Accessibility is always a key factor when it comes to website design. But could we be doing more to ensure websites are accessible to all?
What is web accessibility?
Web accessibility aims to reduce the barriers that prevent people gaining access to the web, due to factors outside of their control such as; physical disabilities, visual and auditory impairments and socio-economic issues such as low-bandwidth broadband.
Put simply, web accessibility aims to ensure equal access to information for everyone.
Why is it important?
Web accessibility is important for a number of reasons; Firstly, the more accessible your website is, the better it is for everyone. Not only does accessible web design benefit those with impairments and other difficulties, it often helps everyone who visits your site.
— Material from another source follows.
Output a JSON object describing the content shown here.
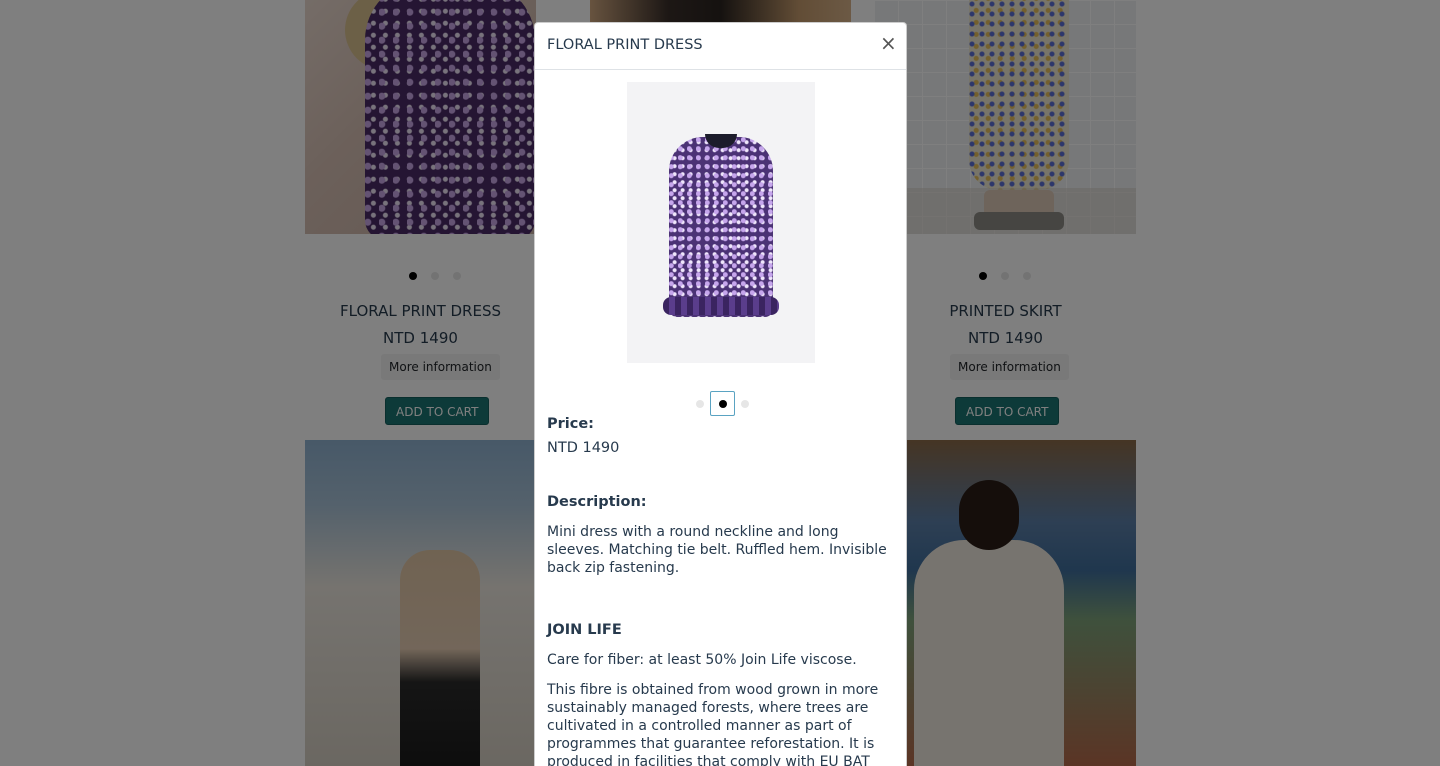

Think about mobile users, those using their devices in bright sunlight or on a busy train where they can’t turn their volume up. The easier your website is to navigate in various circumstances, the more likely users are to convert.
Let’s take a look at some of the best and worst examples of website accessibility;
The most accessible websites
According to ToolTester’s recent study on website accessibility, H&M, PayPal and LinkedIn were amongst those who came out on top.
H&M have recently declared their commitment to the World Wide Web Consortium Web Content Accessibility Guidelines (WCAG) 2.0. The guidelines aim to ensure that those with disabilities and impairments have equal opportunities to the web, as those without. With only 0.38% of the entire H&M website being inaccessible to users, it highlights the positive change the WCAG is encouraging.
The Swedish fashion giant utilises a minimal design to ensure that content does not overwhelm those with neurological limitations, whilst high contrast colours are used to combat the effects of colour-blindness. H&M also ensures their site is optimised for those using screen-readers and includes accurate and informative alt-text that describes images for those with visual impairments.
If we turn to social media, LinkedIn has been named the most inclusive and accessible platform. Catering to the widest variety of needs, the platform allows users to add alt-text to images and documents they upload, in addition to ensuring consistent navigation throughout the platform and a clean layout with minimal distractions.
Not only is accessible web design beneficial for users, it also gives businesses a competitive edge by expanding their market to include users who previously struggled to engage and convert.
The least accessible websites
Amongst the least accessible websites in the study were ASOS, Instagram, Netflix and Shein. The examples below demonstrate the impact of websites that haven’t put accessibility at the forefront of their design.
ToolTester investigated the accessibility of fast-fashion mogul, Shein and found that their site was pretty poor for those who are colour blind with a huge 16% of the site being inaccessible. ASOS came out even worse as the report concluded that a whopping 20% of the site was inaccessible to those with additional needs.
However, since the study ASOS have made improvements to the site and drastically reduced that figure to just 4% – highlighting what can be done in a short space of time!
When it came to accessibility for the visually impaired, the infamous streaming service Netflix, came out pretty badly in the report. Considering that over 2.2 billion people worldwide suffer from some sort of visual impairment, this is pretty shocking.
Netflix were found to either have no alt-text at all or include alt-text that was very poor in terms of the level of description, as displayed in the screenshot above. The importance of accurate and informative alt-text can’t be overstated when it comes to catering for the visually-impaired, as they rely on this text to perceive visual information.
How can I improve the accessibility of my website?
If we’ve convinced you of the importance of web-accessibility and you want to get on your way to having an insanely accessible site, ensure you implement;
- High-contrast colours (for text and CTA’s specifically)
- Accurate alt-text descriptions
- A minimal and clean layout
- Consistent navigation
- Screen-reader & voice search compatibility
If you’d like to learn more about improving the accessibility of your website, check out our more detailed tips here!